[Dataset rows describing interfaces]
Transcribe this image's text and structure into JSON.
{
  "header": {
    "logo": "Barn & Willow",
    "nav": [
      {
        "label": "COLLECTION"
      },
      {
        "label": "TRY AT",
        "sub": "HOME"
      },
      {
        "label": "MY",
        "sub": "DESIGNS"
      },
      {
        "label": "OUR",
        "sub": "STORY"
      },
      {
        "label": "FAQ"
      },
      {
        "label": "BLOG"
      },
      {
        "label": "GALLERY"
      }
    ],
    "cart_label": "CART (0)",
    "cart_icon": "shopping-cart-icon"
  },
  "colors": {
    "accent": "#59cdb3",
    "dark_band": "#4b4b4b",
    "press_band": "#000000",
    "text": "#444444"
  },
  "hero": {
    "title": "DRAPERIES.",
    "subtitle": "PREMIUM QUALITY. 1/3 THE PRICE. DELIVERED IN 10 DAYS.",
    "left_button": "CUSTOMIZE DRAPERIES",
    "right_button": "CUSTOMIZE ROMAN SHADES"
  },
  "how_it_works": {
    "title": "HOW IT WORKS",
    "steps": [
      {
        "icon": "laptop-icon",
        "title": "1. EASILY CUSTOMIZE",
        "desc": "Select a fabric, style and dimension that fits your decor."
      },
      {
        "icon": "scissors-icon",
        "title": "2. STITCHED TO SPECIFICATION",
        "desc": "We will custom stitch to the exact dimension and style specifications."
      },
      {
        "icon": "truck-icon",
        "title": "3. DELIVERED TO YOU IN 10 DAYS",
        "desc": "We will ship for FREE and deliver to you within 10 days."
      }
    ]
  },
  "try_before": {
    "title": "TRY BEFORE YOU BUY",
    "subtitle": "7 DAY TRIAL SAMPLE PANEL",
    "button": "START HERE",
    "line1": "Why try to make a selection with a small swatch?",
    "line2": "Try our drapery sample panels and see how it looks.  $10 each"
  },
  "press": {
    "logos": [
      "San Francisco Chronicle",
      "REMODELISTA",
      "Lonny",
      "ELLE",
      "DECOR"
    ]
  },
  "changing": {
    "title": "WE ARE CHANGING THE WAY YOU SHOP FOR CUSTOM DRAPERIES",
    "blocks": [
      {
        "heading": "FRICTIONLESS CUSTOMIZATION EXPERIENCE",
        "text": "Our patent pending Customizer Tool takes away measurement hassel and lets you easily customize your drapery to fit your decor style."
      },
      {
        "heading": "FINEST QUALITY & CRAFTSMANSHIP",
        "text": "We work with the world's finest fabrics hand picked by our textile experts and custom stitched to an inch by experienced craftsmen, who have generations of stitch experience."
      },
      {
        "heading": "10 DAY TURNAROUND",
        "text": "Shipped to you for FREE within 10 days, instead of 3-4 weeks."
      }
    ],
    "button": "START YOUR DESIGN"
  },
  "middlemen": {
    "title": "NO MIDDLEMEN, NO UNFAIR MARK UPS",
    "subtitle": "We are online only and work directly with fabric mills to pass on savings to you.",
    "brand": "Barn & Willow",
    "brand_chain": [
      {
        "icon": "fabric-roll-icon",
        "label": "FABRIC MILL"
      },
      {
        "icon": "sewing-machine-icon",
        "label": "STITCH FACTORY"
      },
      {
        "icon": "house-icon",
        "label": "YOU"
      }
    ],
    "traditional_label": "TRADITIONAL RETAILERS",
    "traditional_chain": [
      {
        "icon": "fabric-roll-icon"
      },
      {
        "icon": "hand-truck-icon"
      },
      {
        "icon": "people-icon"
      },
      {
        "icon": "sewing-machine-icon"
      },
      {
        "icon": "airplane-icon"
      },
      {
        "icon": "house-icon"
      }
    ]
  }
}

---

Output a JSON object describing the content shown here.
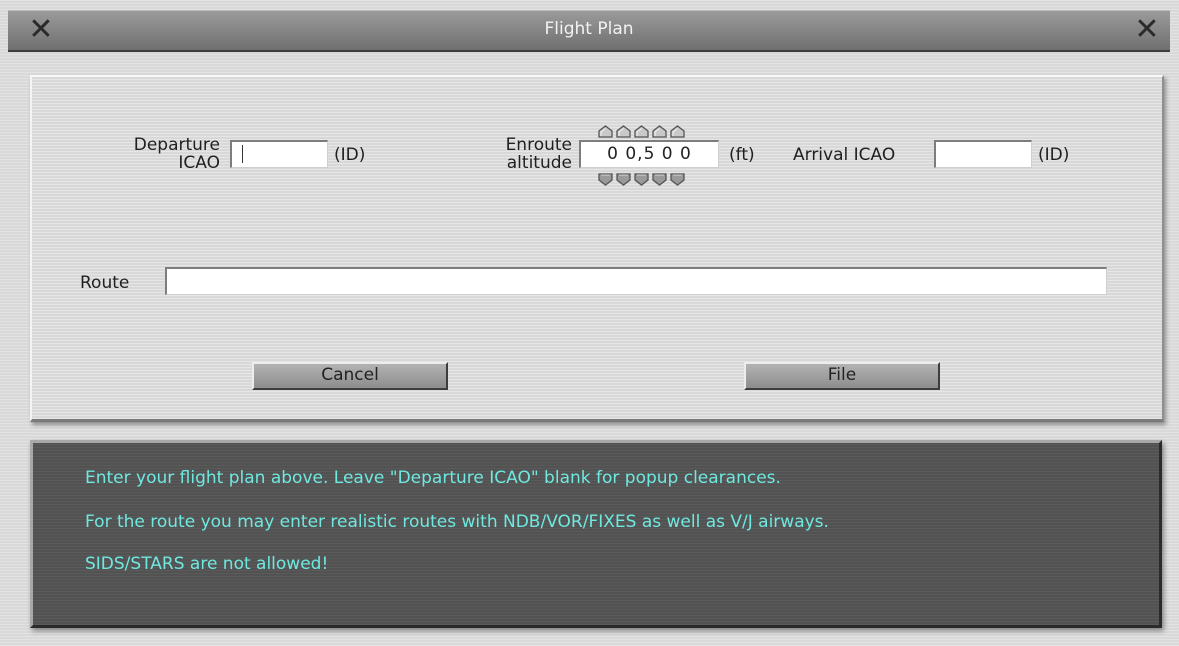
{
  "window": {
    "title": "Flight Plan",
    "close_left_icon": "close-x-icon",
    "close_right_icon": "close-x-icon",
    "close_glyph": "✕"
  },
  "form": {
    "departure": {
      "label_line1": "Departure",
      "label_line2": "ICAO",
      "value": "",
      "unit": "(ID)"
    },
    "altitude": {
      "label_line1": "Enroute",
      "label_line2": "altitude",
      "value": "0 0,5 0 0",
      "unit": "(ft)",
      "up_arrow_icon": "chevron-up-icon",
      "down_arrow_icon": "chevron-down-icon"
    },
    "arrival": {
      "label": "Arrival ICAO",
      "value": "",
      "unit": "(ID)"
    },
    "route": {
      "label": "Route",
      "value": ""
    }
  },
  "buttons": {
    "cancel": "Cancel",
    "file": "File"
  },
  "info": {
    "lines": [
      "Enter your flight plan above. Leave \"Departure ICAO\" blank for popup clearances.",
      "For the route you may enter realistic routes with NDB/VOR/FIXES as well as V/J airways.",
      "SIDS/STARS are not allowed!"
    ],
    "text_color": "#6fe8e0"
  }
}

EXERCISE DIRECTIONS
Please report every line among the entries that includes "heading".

ANSWER BOX
        "heading": "FRICTIONLESS CUSTOMIZATION EXPERIENCE",
        "heading": "FINEST QUALITY & CRAFTSMANSHIP",
        "heading": "10 DAY TURNAROUND",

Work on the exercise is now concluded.